This problem in geometry has been solved in no less than EIGHT ways by a pair of students. How would you solve it? How many of their solutions can you follow? How are they the same or different? Which do you like best?

Reflect Again

Follow hints to investigate the matrix which gives a reflection of the plane in the line y=tanx. Show that the combination of two reflections in intersecting lines is a rotation.

The Matrix

Investigate the transfomations of the plane given by the 2 by 2 matrices with entries taking all combinations of values 0. -1 and +1.

Rots and Refs

Age 16 to 18
Challenge Level

Bob sent us his solution:

Firstly I multiplied the matricies to find the new point. Using the trigonometric identities to simplify, I got the new point as $(r\cos(\theta+\phi),r\sin(\theta+\phi))$. This meant that we had rotated the point $\phi$ degrees anticlockwise.

To prove that $OX = OX' = p$, I drew a line XX', which intersects and is parallel to the line $y=x\tan\theta$ (call this point of intersection D). But $DX'=DX$ and so $ODX$ and $ODX'$ are two right-angled triangles of the same size, so $OX=OX'=p$. By the same argument I drew lines $OP$ and $OP'$, and so got right-angled triangles again, so $OP=OP'=q$.

By looking at the right-angled triangle $OAX'$, with the angle at $O$ being $2\theta$, I knew that: $$\cos2\theta=\frac{OA'}{OX}=\frac{OA'}{p}$$ and so $OA'=p\cos2\theta$.

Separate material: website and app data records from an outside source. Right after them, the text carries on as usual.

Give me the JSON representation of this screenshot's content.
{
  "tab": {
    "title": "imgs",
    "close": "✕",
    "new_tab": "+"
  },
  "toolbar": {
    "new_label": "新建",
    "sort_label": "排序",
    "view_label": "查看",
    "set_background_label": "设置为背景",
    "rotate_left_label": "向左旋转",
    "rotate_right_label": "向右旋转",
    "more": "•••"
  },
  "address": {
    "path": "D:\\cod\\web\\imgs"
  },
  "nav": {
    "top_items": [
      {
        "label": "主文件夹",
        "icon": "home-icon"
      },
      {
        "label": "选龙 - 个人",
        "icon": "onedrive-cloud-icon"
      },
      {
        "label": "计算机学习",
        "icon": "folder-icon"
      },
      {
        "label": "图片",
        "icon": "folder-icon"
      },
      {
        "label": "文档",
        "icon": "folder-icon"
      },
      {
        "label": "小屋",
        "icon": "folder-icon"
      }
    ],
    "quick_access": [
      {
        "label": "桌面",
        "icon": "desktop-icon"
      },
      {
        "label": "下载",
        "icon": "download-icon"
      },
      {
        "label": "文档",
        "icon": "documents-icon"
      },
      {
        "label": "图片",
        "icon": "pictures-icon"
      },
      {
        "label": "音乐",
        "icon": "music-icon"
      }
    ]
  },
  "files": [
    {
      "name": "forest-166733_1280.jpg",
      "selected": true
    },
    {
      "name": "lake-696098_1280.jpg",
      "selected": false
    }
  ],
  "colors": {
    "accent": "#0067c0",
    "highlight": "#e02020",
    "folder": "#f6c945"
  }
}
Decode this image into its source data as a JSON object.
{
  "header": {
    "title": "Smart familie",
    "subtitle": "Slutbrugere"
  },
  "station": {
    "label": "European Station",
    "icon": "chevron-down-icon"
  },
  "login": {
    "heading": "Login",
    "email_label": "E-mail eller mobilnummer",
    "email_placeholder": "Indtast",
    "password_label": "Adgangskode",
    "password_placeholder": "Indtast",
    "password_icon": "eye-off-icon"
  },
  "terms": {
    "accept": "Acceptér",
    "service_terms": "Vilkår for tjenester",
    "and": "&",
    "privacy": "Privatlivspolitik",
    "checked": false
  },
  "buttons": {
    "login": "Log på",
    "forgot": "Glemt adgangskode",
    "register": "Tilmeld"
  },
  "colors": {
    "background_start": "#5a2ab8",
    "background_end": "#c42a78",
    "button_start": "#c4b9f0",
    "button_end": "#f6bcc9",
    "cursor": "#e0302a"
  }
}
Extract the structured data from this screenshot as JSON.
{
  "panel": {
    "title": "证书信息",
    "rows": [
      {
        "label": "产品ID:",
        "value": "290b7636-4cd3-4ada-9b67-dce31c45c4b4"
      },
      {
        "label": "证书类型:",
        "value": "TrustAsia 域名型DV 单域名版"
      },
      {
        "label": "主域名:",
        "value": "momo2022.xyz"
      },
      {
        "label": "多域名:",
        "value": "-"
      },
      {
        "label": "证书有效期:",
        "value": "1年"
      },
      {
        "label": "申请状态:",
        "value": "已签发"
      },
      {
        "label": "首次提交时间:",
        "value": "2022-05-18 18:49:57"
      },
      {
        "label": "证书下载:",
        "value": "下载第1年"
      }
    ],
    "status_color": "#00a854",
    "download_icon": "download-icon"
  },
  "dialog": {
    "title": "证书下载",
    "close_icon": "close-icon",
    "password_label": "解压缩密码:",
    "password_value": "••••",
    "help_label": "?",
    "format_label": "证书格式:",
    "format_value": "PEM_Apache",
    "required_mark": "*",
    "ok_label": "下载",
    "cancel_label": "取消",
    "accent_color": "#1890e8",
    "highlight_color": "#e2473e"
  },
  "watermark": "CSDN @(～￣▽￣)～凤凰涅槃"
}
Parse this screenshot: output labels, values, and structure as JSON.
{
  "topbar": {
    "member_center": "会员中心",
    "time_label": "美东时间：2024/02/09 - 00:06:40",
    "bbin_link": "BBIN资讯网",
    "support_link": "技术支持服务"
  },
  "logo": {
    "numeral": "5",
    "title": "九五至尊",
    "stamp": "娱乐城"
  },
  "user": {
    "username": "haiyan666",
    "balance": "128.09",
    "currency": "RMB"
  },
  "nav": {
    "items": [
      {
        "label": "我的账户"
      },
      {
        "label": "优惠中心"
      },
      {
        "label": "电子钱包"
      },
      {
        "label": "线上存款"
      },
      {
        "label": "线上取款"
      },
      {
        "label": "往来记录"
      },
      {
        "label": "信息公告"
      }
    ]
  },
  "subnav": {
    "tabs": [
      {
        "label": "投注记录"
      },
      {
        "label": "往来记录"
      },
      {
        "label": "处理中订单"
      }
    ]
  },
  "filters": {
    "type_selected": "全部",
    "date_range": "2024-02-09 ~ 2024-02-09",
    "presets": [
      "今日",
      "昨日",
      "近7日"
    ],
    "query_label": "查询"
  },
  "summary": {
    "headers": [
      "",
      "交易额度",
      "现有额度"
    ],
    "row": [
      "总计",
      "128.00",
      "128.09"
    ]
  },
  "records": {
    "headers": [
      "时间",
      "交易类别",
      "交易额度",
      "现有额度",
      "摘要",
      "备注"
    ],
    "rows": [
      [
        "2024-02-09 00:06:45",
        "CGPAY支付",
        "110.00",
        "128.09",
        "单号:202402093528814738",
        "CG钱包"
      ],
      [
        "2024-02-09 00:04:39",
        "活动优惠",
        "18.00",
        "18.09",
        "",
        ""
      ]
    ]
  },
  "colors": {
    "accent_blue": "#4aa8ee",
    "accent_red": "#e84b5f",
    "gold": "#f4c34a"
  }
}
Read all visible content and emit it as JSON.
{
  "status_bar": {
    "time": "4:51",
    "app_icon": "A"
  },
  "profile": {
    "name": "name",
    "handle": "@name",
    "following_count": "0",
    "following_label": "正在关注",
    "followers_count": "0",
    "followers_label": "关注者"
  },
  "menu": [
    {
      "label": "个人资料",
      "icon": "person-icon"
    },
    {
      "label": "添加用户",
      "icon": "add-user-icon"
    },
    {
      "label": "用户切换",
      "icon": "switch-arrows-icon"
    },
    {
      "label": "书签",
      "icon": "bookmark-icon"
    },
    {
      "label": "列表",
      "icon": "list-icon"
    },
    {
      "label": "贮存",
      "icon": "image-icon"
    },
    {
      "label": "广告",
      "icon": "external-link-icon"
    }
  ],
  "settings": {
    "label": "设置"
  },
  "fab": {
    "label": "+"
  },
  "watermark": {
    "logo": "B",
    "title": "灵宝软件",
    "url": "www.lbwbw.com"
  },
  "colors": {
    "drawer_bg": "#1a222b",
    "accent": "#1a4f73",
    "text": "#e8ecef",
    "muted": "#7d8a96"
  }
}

I then looked at the right-angled triangle $X'BP$, and since the angle at $X$ is $2\theta$, $BP'=q\sin2\theta$. By applying Pythagoras' Theorem to the right-angled triangle $OAX$,$AX'=p\sin2\theta$. Finally, applying Pythagoras' Thereom to the triangle $X'BP'$ I found $BX'=q\cos2\theta$.

Looking at the change in X co-ordinates, I found $P'=(p\cos2\theta+q\sin2\theta, \; p\sin2\theta-q\cos2\theta)$.

So the matrix for the reflection would be:
\mathbf{T}= \left( \begin{array}{cc} cos 2\theta & sin2\theta\\ sin2\theta & -\cos2\theta \end{array} \right)

You may also like to look at the problem ' The Matrix ' from July 2003 and its solution for an explanation of how a transformation of the plane is given by a matrix and how you can find the image of a point by multiplying its vector by the matrix of the transformation.